Entries from a dataset of interfaces
════════
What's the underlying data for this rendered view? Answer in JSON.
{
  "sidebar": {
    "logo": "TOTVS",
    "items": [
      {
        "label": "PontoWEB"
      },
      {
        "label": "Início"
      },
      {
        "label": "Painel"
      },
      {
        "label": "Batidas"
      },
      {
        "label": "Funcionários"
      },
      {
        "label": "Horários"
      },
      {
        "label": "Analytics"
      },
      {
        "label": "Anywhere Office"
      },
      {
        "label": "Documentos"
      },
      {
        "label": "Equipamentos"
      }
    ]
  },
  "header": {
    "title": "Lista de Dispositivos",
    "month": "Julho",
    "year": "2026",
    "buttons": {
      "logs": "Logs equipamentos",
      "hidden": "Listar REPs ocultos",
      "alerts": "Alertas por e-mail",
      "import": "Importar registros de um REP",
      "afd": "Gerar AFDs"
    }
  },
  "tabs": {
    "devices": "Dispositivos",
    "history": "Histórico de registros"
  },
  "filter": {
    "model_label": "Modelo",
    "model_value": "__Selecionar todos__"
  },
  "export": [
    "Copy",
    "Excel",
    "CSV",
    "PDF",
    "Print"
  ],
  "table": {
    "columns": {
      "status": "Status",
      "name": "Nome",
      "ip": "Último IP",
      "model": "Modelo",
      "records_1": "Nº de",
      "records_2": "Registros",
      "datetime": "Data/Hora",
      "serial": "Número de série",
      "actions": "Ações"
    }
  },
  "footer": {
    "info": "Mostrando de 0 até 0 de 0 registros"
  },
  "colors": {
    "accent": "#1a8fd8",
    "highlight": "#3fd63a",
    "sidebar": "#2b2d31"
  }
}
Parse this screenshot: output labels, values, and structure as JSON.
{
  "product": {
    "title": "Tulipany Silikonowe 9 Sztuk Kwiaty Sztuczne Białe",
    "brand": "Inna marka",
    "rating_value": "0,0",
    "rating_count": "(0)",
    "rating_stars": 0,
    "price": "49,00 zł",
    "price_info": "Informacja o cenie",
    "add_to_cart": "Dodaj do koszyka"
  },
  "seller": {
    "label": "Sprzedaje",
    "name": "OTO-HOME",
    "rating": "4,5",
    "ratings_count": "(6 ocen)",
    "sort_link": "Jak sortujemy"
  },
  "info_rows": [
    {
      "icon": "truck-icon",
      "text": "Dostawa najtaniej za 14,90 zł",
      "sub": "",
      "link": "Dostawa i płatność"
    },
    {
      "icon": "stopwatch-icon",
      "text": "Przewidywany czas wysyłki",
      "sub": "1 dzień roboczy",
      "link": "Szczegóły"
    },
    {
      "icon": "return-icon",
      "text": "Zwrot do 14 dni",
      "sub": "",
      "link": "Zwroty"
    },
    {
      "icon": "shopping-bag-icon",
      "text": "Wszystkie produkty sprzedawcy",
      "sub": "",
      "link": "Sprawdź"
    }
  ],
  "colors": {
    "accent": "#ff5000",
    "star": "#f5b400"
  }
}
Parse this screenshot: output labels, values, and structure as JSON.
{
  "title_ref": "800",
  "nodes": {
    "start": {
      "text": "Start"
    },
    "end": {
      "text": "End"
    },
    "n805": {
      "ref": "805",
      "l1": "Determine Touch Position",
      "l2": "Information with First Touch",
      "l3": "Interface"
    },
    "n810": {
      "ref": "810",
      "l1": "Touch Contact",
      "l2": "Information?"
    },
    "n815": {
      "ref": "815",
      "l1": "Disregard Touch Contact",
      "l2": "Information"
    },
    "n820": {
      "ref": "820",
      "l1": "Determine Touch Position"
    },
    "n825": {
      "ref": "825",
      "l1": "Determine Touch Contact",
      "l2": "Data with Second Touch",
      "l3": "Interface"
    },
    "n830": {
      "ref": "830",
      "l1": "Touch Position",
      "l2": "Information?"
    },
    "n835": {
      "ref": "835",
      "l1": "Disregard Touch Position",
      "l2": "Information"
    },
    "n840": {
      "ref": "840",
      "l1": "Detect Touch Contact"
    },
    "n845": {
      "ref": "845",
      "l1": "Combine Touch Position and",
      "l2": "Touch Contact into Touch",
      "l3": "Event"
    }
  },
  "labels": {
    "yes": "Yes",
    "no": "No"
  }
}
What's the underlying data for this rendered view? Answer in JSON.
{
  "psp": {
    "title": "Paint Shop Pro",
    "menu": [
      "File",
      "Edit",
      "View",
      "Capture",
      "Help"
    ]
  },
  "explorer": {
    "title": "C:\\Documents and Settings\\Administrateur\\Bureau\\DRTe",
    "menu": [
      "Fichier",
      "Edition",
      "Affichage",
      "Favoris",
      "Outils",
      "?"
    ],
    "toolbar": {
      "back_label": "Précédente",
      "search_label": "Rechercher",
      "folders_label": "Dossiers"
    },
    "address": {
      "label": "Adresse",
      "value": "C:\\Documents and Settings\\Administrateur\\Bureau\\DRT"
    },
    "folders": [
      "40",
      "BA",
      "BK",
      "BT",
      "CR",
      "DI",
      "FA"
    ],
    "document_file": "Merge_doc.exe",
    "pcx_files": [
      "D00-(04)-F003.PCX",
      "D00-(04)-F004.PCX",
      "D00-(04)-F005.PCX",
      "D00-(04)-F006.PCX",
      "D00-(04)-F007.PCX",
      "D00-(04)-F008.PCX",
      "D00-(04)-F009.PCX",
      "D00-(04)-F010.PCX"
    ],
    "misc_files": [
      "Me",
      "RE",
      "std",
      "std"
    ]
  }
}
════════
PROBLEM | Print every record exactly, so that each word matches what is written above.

WORKED SOLUTION |
What's the underlying data for this rendered view? Answer in JSON.
{
  "sidebar": {
    "logo": "TOTVS",
    "items": [
      {
        "label": "PontoWEB"
      },
      {
        "label": "Início"
      },
      {
        "label": "Painel"
      },
      {
        "label": "Batidas"
      },
      {
        "label": "Funcionários"
      },
      {
        "label": "Horários"
      },
      {
        "label": "Analytics"
      },
      {
        "label": "Anywhere Office"
      },
      {
        "label": "Documentos"
      },
      {
        "label": "Equipamentos"
      }
    ]
  },
  "header": {
    "title": "Lista de Dispositivos",
    "month": "Julho",
    "year": "2026",
    "buttons": {
      "logs": "Logs equipamentos",
      "hidden": "Listar REPs ocultos",
      "alerts": "Alertas por e-mail",
      "import": "Importar registros de um REP",
      "afd": "Gerar AFDs"
    }
  },
  "tabs": {
    "devices": "Dispositivos",
    "history": "Histórico de registros"
  },
  "filter": {
    "model_label": "Modelo",
    "model_value": "__Selecionar todos__"
  },
  "export": [
    "Copy",
    "Excel",
    "CSV",
    "PDF",
    "Print"
  ],
  "table": {
    "columns": {
      "status": "Status",
      "name": "Nome",
      "ip": "Último IP",
      "model": "Modelo",
      "records_1": "Nº de",
      "records_2": "Registros",
      "datetime": "Data/Hora",
      "serial": "Número de série",
      "actions": "Ações"
    }
  },
  "footer": {
    "info": "Mostrando de 0 até 0 de 0 registros"
  },
  "colors": {
    "accent": "#1a8fd8",
    "highlight": "#3fd63a",
    "sidebar": "#2b2d31"
  }
}
Parse this screenshot: output labels, values, and structure as JSON.
{
  "product": {
    "title": "Tulipany Silikonowe 9 Sztuk Kwiaty Sztuczne Białe",
    "brand": "Inna marka",
    "rating_value": "0,0",
    "rating_count": "(0)",
    "rating_stars": 0,
    "price": "49,00 zł",
    "price_info": "Informacja o cenie",
    "add_to_cart": "Dodaj do koszyka"
  },
  "seller": {
    "label": "Sprzedaje",
    "name": "OTO-HOME",
    "rating": "4,5",
    "ratings_count": "(6 ocen)",
    "sort_link": "Jak sortujemy"
  },
  "info_rows": [
    {
      "icon": "truck-icon",
      "text": "Dostawa najtaniej za 14,90 zł",
      "sub": "",
      "link": "Dostawa i płatność"
    },
    {
      "icon": "stopwatch-icon",
      "text": "Przewidywany czas wysyłki",
      "sub": "1 dzień roboczy",
      "link": "Szczegóły"
    },
    {
      "icon": "return-icon",
      "text": "Zwrot do 14 dni",
      "sub": "",
      "link": "Zwroty"
    },
    {
      "icon": "shopping-bag-icon",
      "text": "Wszystkie produkty sprzedawcy",
      "sub": "",
      "link": "Sprawdź"
    }
  ],
  "colors": {
    "accent": "#ff5000",
    "star": "#f5b400"
  }
}
Parse this screenshot: output labels, values, and structure as JSON.
{
  "title_ref": "800",
  "nodes": {
    "start": {
      "text": "Start"
    },
    "end": {
      "text": "End"
    },
    "n805": {
      "ref": "805",
      "l1": "Determine Touch Position",
      "l2": "Information with First Touch",
      "l3": "Interface"
    },
    "n810": {
      "ref": "810",
      "l1": "Touch Contact",
      "l2": "Information?"
    },
    "n815": {
      "ref": "815",
      "l1": "Disregard Touch Contact",
      "l2": "Information"
    },
    "n820": {
      "ref": "820",
      "l1": "Determine Touch Position"
    },
    "n825": {
      "ref": "825",
      "l1": "Determine Touch Contact",
      "l2": "Data with Second Touch",
      "l3": "Interface"
    },
    "n830": {
      "ref": "830",
      "l1": "Touch Position",
      "l2": "Information?"
    },
    "n835": {
      "ref": "835",
      "l1": "Disregard Touch Position",
      "l2": "Information"
    },
    "n840": {
      "ref": "840",
      "l1": "Detect Touch Contact"
    },
    "n845": {
      "ref": "845",
      "l1": "Combine Touch Position and",
      "l2": "Touch Contact into Touch",
      "l3": "Event"
    }
  },
  "labels": {
    "yes": "Yes",
    "no": "No"
  }
}
What's the underlying data for this rendered view? Answer in JSON.
{
  "psp": {
    "title": "Paint Shop Pro",
    "menu": [
      "File",
      "Edit",
      "View",
      "Capture",
      "Help"
    ]
  },
  "explorer": {
    "title": "C:\\Documents and Settings\\Administrateur\\Bureau\\DRTe",
    "menu": [
      "Fichier",
      "Edition",
      "Affichage",
      "Favoris",
      "Outils",
      "?"
    ],
    "toolbar": {
      "back_label": "Précédente",
      "search_label": "Rechercher",
      "folders_label": "Dossiers"
    },
    "address": {
      "label": "Adresse",
      "value": "C:\\Documents and Settings\\Administrateur\\Bureau\\DRT"
    },
    "folders": [
      "40",
      "BA",
      "BK",
      "BT",
      "CR",
      "DI",
      "FA"
    ],
    "document_file": "Merge_doc.exe",
    "pcx_files": [
      "D00-(04)-F003.PCX",
      "D00-(04)-F004.PCX",
      "D00-(04)-F005.PCX",
      "D00-(04)-F006.PCX",
      "D00-(04)-F007.PCX",
      "D00-(04)-F008.PCX",
      "D00-(04)-F009.PCX",
      "D00-(04)-F010.PCX"
    ],
    "misc_files": [
      "Me",
      "RE",
      "std",
      "std"
    ]
  }
}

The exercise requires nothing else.